* **To do**
Your job is to return each record exactly, minus any pictures.

* **Entries supplied**
╔══
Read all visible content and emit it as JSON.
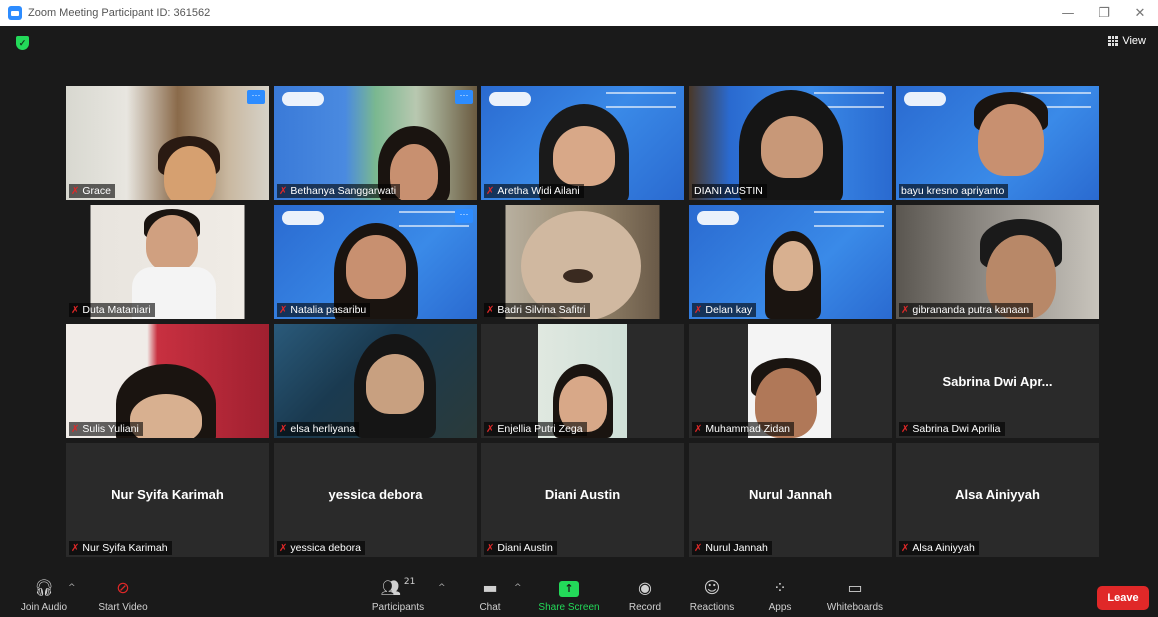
{
  "window": {
    "title": "Zoom Meeting Participant ID: 361562"
  },
  "header": {
    "view_label": "View"
  },
  "participants": [
    {
      "name": "Grace",
      "muted": true,
      "video": true
    },
    {
      "name": "Bethanya Sanggarwati",
      "muted": true,
      "video": true
    },
    {
      "name": "Aretha Widi Ailani",
      "muted": true,
      "video": true
    },
    {
      "name": "DIANI AUSTIN",
      "muted": false,
      "video": true
    },
    {
      "name": "bayu kresno apriyanto",
      "muted": false,
      "video": true,
      "active_speaker": true
    },
    {
      "name": "Duta Mataniari",
      "muted": true,
      "video": true
    },
    {
      "name": "Natalia pasaribu",
      "muted": true,
      "video": true
    },
    {
      "name": "Badri Silvina Safitri",
      "muted": true,
      "video": true
    },
    {
      "name": "Delan kay",
      "muted": true,
      "video": true
    },
    {
      "name": "gibrananda putra kanaan",
      "muted": true,
      "video": true
    },
    {
      "name": "Sulis Yuliani",
      "muted": true,
      "video": true
    },
    {
      "name": "elsa herliyana",
      "muted": true,
      "video": true
    },
    {
      "name": "Enjellia Putri Zega",
      "muted": true,
      "video": true
    },
    {
      "name": "Muhammad Zidan",
      "muted": true,
      "video": true
    },
    {
      "name": "Sabrina Dwi Aprilia",
      "display_name": "Sabrina Dwi Apr...",
      "muted": true,
      "video": false
    },
    {
      "name": "Nur Syifa Karimah",
      "display_name": "Nur Syifa Karimah",
      "muted": true,
      "video": false
    },
    {
      "name": "yessica debora",
      "display_name": "yessica debora",
      "muted": true,
      "video": false
    },
    {
      "name": "Diani Austin",
      "display_name": "Diani Austin",
      "muted": true,
      "video": false
    },
    {
      "name": "Nurul Jannah",
      "display_name": "Nurul Jannah",
      "muted": true,
      "video": false
    },
    {
      "name": "Alsa Ainiyyah",
      "display_name": "Alsa Ainiyyah",
      "muted": true,
      "video": false
    }
  ],
  "toolbar": {
    "join_audio": "Join Audio",
    "start_video": "Start Video",
    "participants": "Participants",
    "participants_count": "21",
    "chat": "Chat",
    "share_screen": "Share Screen",
    "record": "Record",
    "reactions": "Reactions",
    "apps": "Apps",
    "whiteboards": "Whiteboards",
    "leave": "Leave"
  },
  "colors": {
    "accent": "#2d8cff",
    "share": "#23d959",
    "leave": "#e02828",
    "active_speaker": "#e8e86a"
  },
  "icons": [
    "zoom-app-icon",
    "shield-icon",
    "grid-view-icon",
    "mic-muted-icon",
    "headphones-icon",
    "video-off-icon",
    "participants-icon",
    "chat-icon",
    "share-screen-icon",
    "record-icon",
    "reactions-icon",
    "apps-icon",
    "whiteboard-icon"
  ]
}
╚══
* **Task answer**
Read all visible content and emit it as JSON.
{
  "window": {
    "title": "Zoom Meeting Participant ID: 361562"
  },
  "header": {
    "view_label": "View"
  },
  "participants": [
    {
      "name": "Grace",
      "muted": true,
      "video": true
    },
    {
      "name": "Bethanya Sanggarwati",
      "muted": true,
      "video": true
    },
    {
      "name": "Aretha Widi Ailani",
      "muted": true,
      "video": true
    },
    {
      "name": "DIANI AUSTIN",
      "muted": false,
      "video": true
    },
    {
      "name": "bayu kresno apriyanto",
      "muted": false,
      "video": true,
      "active_speaker": true
    },
    {
      "name": "Duta Mataniari",
      "muted": true,
      "video": true
    },
    {
      "name": "Natalia pasaribu",
      "muted": true,
      "video": true
    },
    {
      "name": "Badri Silvina Safitri",
      "muted": true,
      "video": true
    },
    {
      "name": "Delan kay",
      "muted": true,
      "video": true
    },
    {
      "name": "gibrananda putra kanaan",
      "muted": true,
      "video": true
    },
    {
      "name": "Sulis Yuliani",
      "muted": true,
      "video": true
    },
    {
      "name": "elsa herliyana",
      "muted": true,
      "video": true
    },
    {
      "name": "Enjellia Putri Zega",
      "muted": true,
      "video": true
    },
    {
      "name": "Muhammad Zidan",
      "muted": true,
      "video": true
    },
    {
      "name": "Sabrina Dwi Aprilia",
      "display_name": "Sabrina Dwi Apr...",
      "muted": true,
      "video": false
    },
    {
      "name": "Nur Syifa Karimah",
      "display_name": "Nur Syifa Karimah",
      "muted": true,
      "video": false
    },
    {
      "name": "yessica debora",
      "display_name": "yessica debora",
      "muted": true,
      "video": false
    },
    {
      "name": "Diani Austin",
      "display_name": "Diani Austin",
      "muted": true,
      "video": false
    },
    {
      "name": "Nurul Jannah",
      "display_name": "Nurul Jannah",
      "muted": true,
      "video": false
    },
    {
      "name": "Alsa Ainiyyah",
      "display_name": "Alsa Ainiyyah",
      "muted": true,
      "video": false
    }
  ],
  "toolbar": {
    "join_audio": "Join Audio",
    "start_video": "Start Video",
    "participants": "Participants",
    "participants_count": "21",
    "chat": "Chat",
    "share_screen": "Share Screen",
    "record": "Record",
    "reactions": "Reactions",
    "apps": "Apps",
    "whiteboards": "Whiteboards",
    "leave": "Leave"
  },
  "colors": {
    "accent": "#2d8cff",
    "share": "#23d959",
    "leave": "#e02828",
    "active_speaker": "#e8e86a"
  },
  "icons": [
    "zoom-app-icon",
    "shield-icon",
    "grid-view-icon",
    "mic-muted-icon",
    "headphones-icon",
    "video-off-icon",
    "participants-icon",
    "chat-icon",
    "share-screen-icon",
    "record-icon",
    "reactions-icon",
    "apps-icon",
    "whiteboard-icon"
  ]
}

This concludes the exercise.